*Dataset records*:
----------
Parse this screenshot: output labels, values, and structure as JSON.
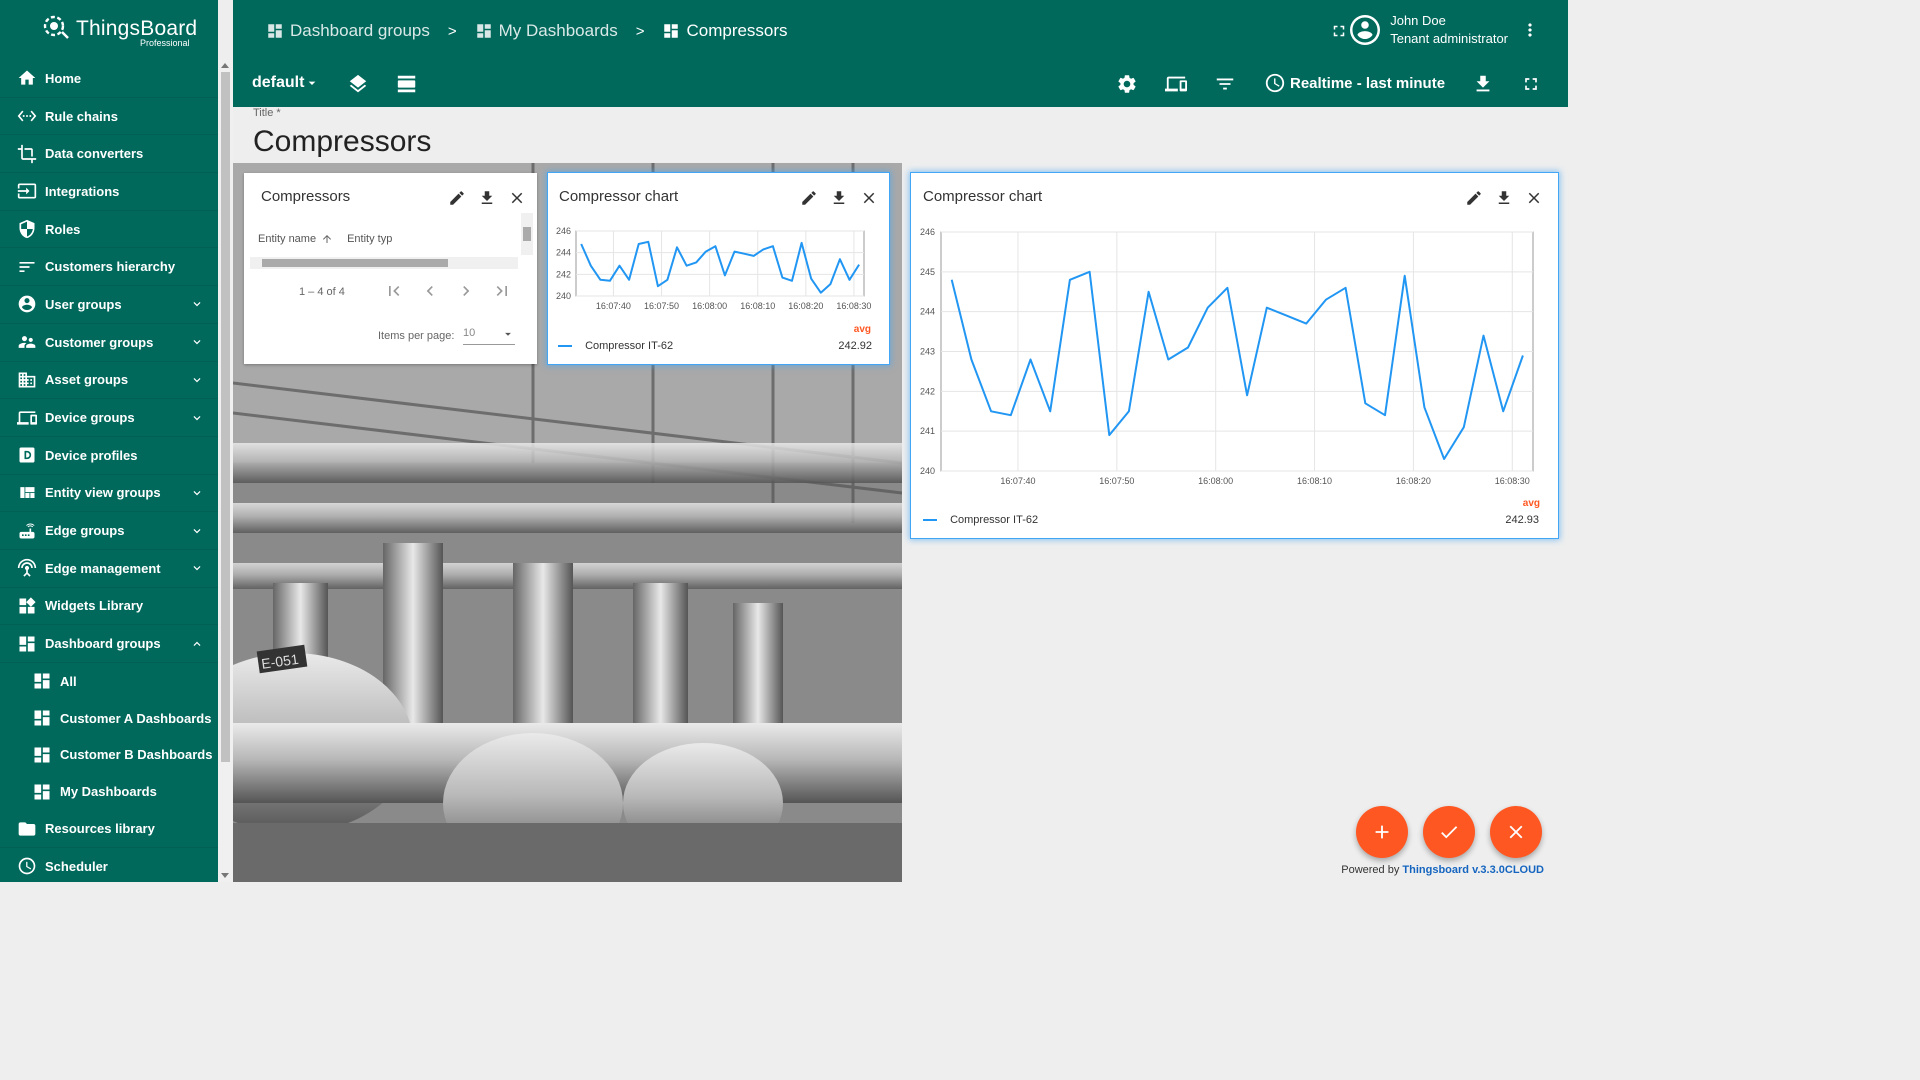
{
  "app": {
    "name": "ThingsBoard",
    "edition": "Professional"
  },
  "sidebar": {
    "items": [
      {
        "label": "Home",
        "icon": "home-icon"
      },
      {
        "label": "Rule chains",
        "icon": "rule-chains-icon"
      },
      {
        "label": "Data converters",
        "icon": "data-converters-icon"
      },
      {
        "label": "Integrations",
        "icon": "integrations-icon"
      },
      {
        "label": "Roles",
        "icon": "shield-icon"
      },
      {
        "label": "Customers hierarchy",
        "icon": "sort-icon"
      },
      {
        "label": "User groups",
        "icon": "account-circle-icon",
        "expandable": true
      },
      {
        "label": "Customer groups",
        "icon": "supervisor-icon",
        "expandable": true
      },
      {
        "label": "Asset groups",
        "icon": "domain-icon",
        "expandable": true
      },
      {
        "label": "Device groups",
        "icon": "devices-icon",
        "expandable": true
      },
      {
        "label": "Device profiles",
        "icon": "device-profile-icon"
      },
      {
        "label": "Entity view groups",
        "icon": "view-quilt-icon",
        "expandable": true
      },
      {
        "label": "Edge groups",
        "icon": "router-icon",
        "expandable": true
      },
      {
        "label": "Edge management",
        "icon": "settings-input-antenna-icon",
        "expandable": true
      },
      {
        "label": "Widgets Library",
        "icon": "widgets-icon"
      },
      {
        "label": "Dashboard groups",
        "icon": "dashboard-icon",
        "expanded": true
      },
      {
        "label": "All",
        "icon": "dashboard-icon",
        "sub": true
      },
      {
        "label": "Customer A Dashboards",
        "icon": "dashboard-icon",
        "sub": true
      },
      {
        "label": "Customer B Dashboards",
        "icon": "dashboard-icon",
        "sub": true
      },
      {
        "label": "My Dashboards",
        "icon": "dashboard-icon",
        "sub": true
      },
      {
        "label": "Resources library",
        "icon": "folder-icon"
      },
      {
        "label": "Scheduler",
        "icon": "schedule-icon"
      }
    ]
  },
  "breadcrumb": [
    {
      "label": "Dashboard groups"
    },
    {
      "label": "My Dashboards"
    },
    {
      "label": "Compressors"
    }
  ],
  "breadcrumb_sep": ">",
  "user": {
    "name": "John Doe",
    "role": "Tenant administrator"
  },
  "toolbar": {
    "state": "default",
    "timewindow": "Realtime - last minute"
  },
  "title_field": {
    "label": "Title *",
    "value": "Compressors"
  },
  "entities_widget": {
    "title": "Compressors",
    "columns": [
      "Entity name",
      "Entity typ"
    ],
    "paging": "1 – 4 of 4",
    "items_per_page_label": "Items per page:",
    "items_per_page_value": "10"
  },
  "small_chart": {
    "title": "Compressor chart",
    "legend_header": "avg",
    "legend_series": "Compressor IT-62",
    "legend_value": "242.92"
  },
  "large_chart": {
    "title": "Compressor chart",
    "legend_header": "avg",
    "legend_series": "Compressor IT-62",
    "legend_value": "242.93"
  },
  "chart_data": [
    {
      "type": "line",
      "title": "Compressor chart",
      "x_ticks": [
        "16:07:40",
        "16:07:50",
        "16:08:00",
        "16:08:10",
        "16:08:20",
        "16:08:30"
      ],
      "y_ticks": [
        240,
        242,
        244,
        246
      ],
      "ylim": [
        240,
        246
      ],
      "series": [
        {
          "name": "Compressor IT-62",
          "color": "#2196f3",
          "values": [
            244.8,
            242.8,
            241.5,
            241.4,
            242.8,
            241.5,
            244.8,
            245.0,
            240.9,
            241.5,
            244.5,
            242.8,
            243.1,
            244.1,
            244.6,
            241.9,
            244.1,
            243.9,
            243.7,
            244.3,
            244.6,
            241.7,
            241.4,
            244.9,
            241.6,
            240.3,
            241.1,
            243.4,
            241.5,
            242.9
          ]
        }
      ]
    },
    {
      "type": "line",
      "title": "Compressor chart",
      "x_ticks": [
        "16:07:40",
        "16:07:50",
        "16:08:00",
        "16:08:10",
        "16:08:20",
        "16:08:30"
      ],
      "y_ticks": [
        240,
        241,
        242,
        243,
        244,
        245,
        246
      ],
      "ylim": [
        240,
        246
      ],
      "series": [
        {
          "name": "Compressor IT-62",
          "color": "#2196f3",
          "values": [
            244.8,
            242.8,
            241.5,
            241.4,
            242.8,
            241.5,
            244.8,
            245.0,
            240.9,
            241.5,
            244.5,
            242.8,
            243.1,
            244.1,
            244.6,
            241.9,
            244.1,
            243.9,
            243.7,
            244.3,
            244.6,
            241.7,
            241.4,
            244.9,
            241.6,
            240.3,
            241.1,
            243.4,
            241.5,
            242.9
          ]
        }
      ]
    }
  ],
  "fabs": [
    {
      "icon": "plus-icon"
    },
    {
      "icon": "check-icon"
    },
    {
      "icon": "close-icon"
    }
  ],
  "footer": {
    "prefix": "Powered by ",
    "link": "Thingsboard v.3.3.0CLOUD"
  },
  "colors": {
    "primary": "#00695c",
    "accent": "#ff5722",
    "series": "#2196f3",
    "legend_header": "#ff5722"
  }
}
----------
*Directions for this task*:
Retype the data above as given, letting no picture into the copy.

*Task response*:
Parse this screenshot: output labels, values, and structure as JSON.
{
  "app": {
    "name": "ThingsBoard",
    "edition": "Professional"
  },
  "sidebar": {
    "items": [
      {
        "label": "Home",
        "icon": "home-icon"
      },
      {
        "label": "Rule chains",
        "icon": "rule-chains-icon"
      },
      {
        "label": "Data converters",
        "icon": "data-converters-icon"
      },
      {
        "label": "Integrations",
        "icon": "integrations-icon"
      },
      {
        "label": "Roles",
        "icon": "shield-icon"
      },
      {
        "label": "Customers hierarchy",
        "icon": "sort-icon"
      },
      {
        "label": "User groups",
        "icon": "account-circle-icon",
        "expandable": true
      },
      {
        "label": "Customer groups",
        "icon": "supervisor-icon",
        "expandable": true
      },
      {
        "label": "Asset groups",
        "icon": "domain-icon",
        "expandable": true
      },
      {
        "label": "Device groups",
        "icon": "devices-icon",
        "expandable": true
      },
      {
        "label": "Device profiles",
        "icon": "device-profile-icon"
      },
      {
        "label": "Entity view groups",
        "icon": "view-quilt-icon",
        "expandable": true
      },
      {
        "label": "Edge groups",
        "icon": "router-icon",
        "expandable": true
      },
      {
        "label": "Edge management",
        "icon": "settings-input-antenna-icon",
        "expandable": true
      },
      {
        "label": "Widgets Library",
        "icon": "widgets-icon"
      },
      {
        "label": "Dashboard groups",
        "icon": "dashboard-icon",
        "expanded": true
      },
      {
        "label": "All",
        "icon": "dashboard-icon",
        "sub": true
      },
      {
        "label": "Customer A Dashboards",
        "icon": "dashboard-icon",
        "sub": true
      },
      {
        "label": "Customer B Dashboards",
        "icon": "dashboard-icon",
        "sub": true
      },
      {
        "label": "My Dashboards",
        "icon": "dashboard-icon",
        "sub": true
      },
      {
        "label": "Resources library",
        "icon": "folder-icon"
      },
      {
        "label": "Scheduler",
        "icon": "schedule-icon"
      }
    ]
  },
  "breadcrumb": [
    {
      "label": "Dashboard groups"
    },
    {
      "label": "My Dashboards"
    },
    {
      "label": "Compressors"
    }
  ],
  "breadcrumb_sep": ">",
  "user": {
    "name": "John Doe",
    "role": "Tenant administrator"
  },
  "toolbar": {
    "state": "default",
    "timewindow": "Realtime - last minute"
  },
  "title_field": {
    "label": "Title *",
    "value": "Compressors"
  },
  "entities_widget": {
    "title": "Compressors",
    "columns": [
      "Entity name",
      "Entity typ"
    ],
    "paging": "1 – 4 of 4",
    "items_per_page_label": "Items per page:",
    "items_per_page_value": "10"
  },
  "small_chart": {
    "title": "Compressor chart",
    "legend_header": "avg",
    "legend_series": "Compressor IT-62",
    "legend_value": "242.92"
  },
  "large_chart": {
    "title": "Compressor chart",
    "legend_header": "avg",
    "legend_series": "Compressor IT-62",
    "legend_value": "242.93"
  },
  "chart_data": [
    {
      "type": "line",
      "title": "Compressor chart",
      "x_ticks": [
        "16:07:40",
        "16:07:50",
        "16:08:00",
        "16:08:10",
        "16:08:20",
        "16:08:30"
      ],
      "y_ticks": [
        240,
        242,
        244,
        246
      ],
      "ylim": [
        240,
        246
      ],
      "series": [
        {
          "name": "Compressor IT-62",
          "color": "#2196f3",
          "values": [
            244.8,
            242.8,
            241.5,
            241.4,
            242.8,
            241.5,
            244.8,
            245.0,
            240.9,
            241.5,
            244.5,
            242.8,
            243.1,
            244.1,
            244.6,
            241.9,
            244.1,
            243.9,
            243.7,
            244.3,
            244.6,
            241.7,
            241.4,
            244.9,
            241.6,
            240.3,
            241.1,
            243.4,
            241.5,
            242.9
          ]
        }
      ]
    },
    {
      "type": "line",
      "title": "Compressor chart",
      "x_ticks": [
        "16:07:40",
        "16:07:50",
        "16:08:00",
        "16:08:10",
        "16:08:20",
        "16:08:30"
      ],
      "y_ticks": [
        240,
        241,
        242,
        243,
        244,
        245,
        246
      ],
      "ylim": [
        240,
        246
      ],
      "series": [
        {
          "name": "Compressor IT-62",
          "color": "#2196f3",
          "values": [
            244.8,
            242.8,
            241.5,
            241.4,
            242.8,
            241.5,
            244.8,
            245.0,
            240.9,
            241.5,
            244.5,
            242.8,
            243.1,
            244.1,
            244.6,
            241.9,
            244.1,
            243.9,
            243.7,
            244.3,
            244.6,
            241.7,
            241.4,
            244.9,
            241.6,
            240.3,
            241.1,
            243.4,
            241.5,
            242.9
          ]
        }
      ]
    }
  ],
  "fabs": [
    {
      "icon": "plus-icon"
    },
    {
      "icon": "check-icon"
    },
    {
      "icon": "close-icon"
    }
  ],
  "footer": {
    "prefix": "Powered by ",
    "link": "Thingsboard v.3.3.0CLOUD"
  },
  "colors": {
    "primary": "#00695c",
    "accent": "#ff5722",
    "series": "#2196f3",
    "legend_header": "#ff5722"
  }
}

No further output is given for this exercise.